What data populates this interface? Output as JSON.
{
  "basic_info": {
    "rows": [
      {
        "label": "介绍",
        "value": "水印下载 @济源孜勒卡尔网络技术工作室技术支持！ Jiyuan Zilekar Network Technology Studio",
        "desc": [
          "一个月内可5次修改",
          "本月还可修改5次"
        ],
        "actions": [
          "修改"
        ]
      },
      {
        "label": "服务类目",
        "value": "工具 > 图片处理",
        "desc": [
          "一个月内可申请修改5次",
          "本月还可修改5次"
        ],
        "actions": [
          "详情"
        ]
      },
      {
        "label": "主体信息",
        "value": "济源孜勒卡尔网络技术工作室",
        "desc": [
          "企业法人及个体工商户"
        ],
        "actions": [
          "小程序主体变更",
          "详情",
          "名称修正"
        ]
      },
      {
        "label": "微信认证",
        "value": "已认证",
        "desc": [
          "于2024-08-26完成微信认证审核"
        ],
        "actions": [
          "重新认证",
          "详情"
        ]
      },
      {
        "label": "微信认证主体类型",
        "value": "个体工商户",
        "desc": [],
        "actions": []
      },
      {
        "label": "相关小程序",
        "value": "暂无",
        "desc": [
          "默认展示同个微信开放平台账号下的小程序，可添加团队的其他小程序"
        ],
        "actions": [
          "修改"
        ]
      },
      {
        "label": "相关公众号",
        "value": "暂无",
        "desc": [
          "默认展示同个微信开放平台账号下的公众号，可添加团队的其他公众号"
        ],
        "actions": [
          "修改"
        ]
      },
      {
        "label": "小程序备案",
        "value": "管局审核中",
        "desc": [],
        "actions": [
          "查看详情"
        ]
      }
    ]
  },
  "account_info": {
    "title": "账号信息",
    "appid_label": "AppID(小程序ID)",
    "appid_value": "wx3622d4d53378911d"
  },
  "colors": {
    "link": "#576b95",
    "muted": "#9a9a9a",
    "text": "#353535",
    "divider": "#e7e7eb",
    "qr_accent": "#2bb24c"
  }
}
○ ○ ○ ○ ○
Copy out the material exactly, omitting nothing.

RESULT OF THE TASK
What data populates this interface? Output as JSON.
{
  "basic_info": {
    "rows": [
      {
        "label": "介绍",
        "value": "水印下载 @济源孜勒卡尔网络技术工作室技术支持！ Jiyuan Zilekar Network Technology Studio",
        "desc": [
          "一个月内可5次修改",
          "本月还可修改5次"
        ],
        "actions": [
          "修改"
        ]
      },
      {
        "label": "服务类目",
        "value": "工具 > 图片处理",
        "desc": [
          "一个月内可申请修改5次",
          "本月还可修改5次"
        ],
        "actions": [
          "详情"
        ]
      },
      {
        "label": "主体信息",
        "value": "济源孜勒卡尔网络技术工作室",
        "desc": [
          "企业法人及个体工商户"
        ],
        "actions": [
          "小程序主体变更",
          "详情",
          "名称修正"
        ]
      },
      {
        "label": "微信认证",
        "value": "已认证",
        "desc": [
          "于2024-08-26完成微信认证审核"
        ],
        "actions": [
          "重新认证",
          "详情"
        ]
      },
      {
        "label": "微信认证主体类型",
        "value": "个体工商户",
        "desc": [],
        "actions": []
      },
      {
        "label": "相关小程序",
        "value": "暂无",
        "desc": [
          "默认展示同个微信开放平台账号下的小程序，可添加团队的其他小程序"
        ],
        "actions": [
          "修改"
        ]
      },
      {
        "label": "相关公众号",
        "value": "暂无",
        "desc": [
          "默认展示同个微信开放平台账号下的公众号，可添加团队的其他公众号"
        ],
        "actions": [
          "修改"
        ]
      },
      {
        "label": "小程序备案",
        "value": "管局审核中",
        "desc": [],
        "actions": [
          "查看详情"
        ]
      }
    ]
  },
  "account_info": {
    "title": "账号信息",
    "appid_label": "AppID(小程序ID)",
    "appid_value": "wx3622d4d53378911d"
  },
  "colors": {
    "link": "#576b95",
    "muted": "#9a9a9a",
    "text": "#353535",
    "divider": "#e7e7eb",
    "qr_accent": "#2bb24c"
  }
}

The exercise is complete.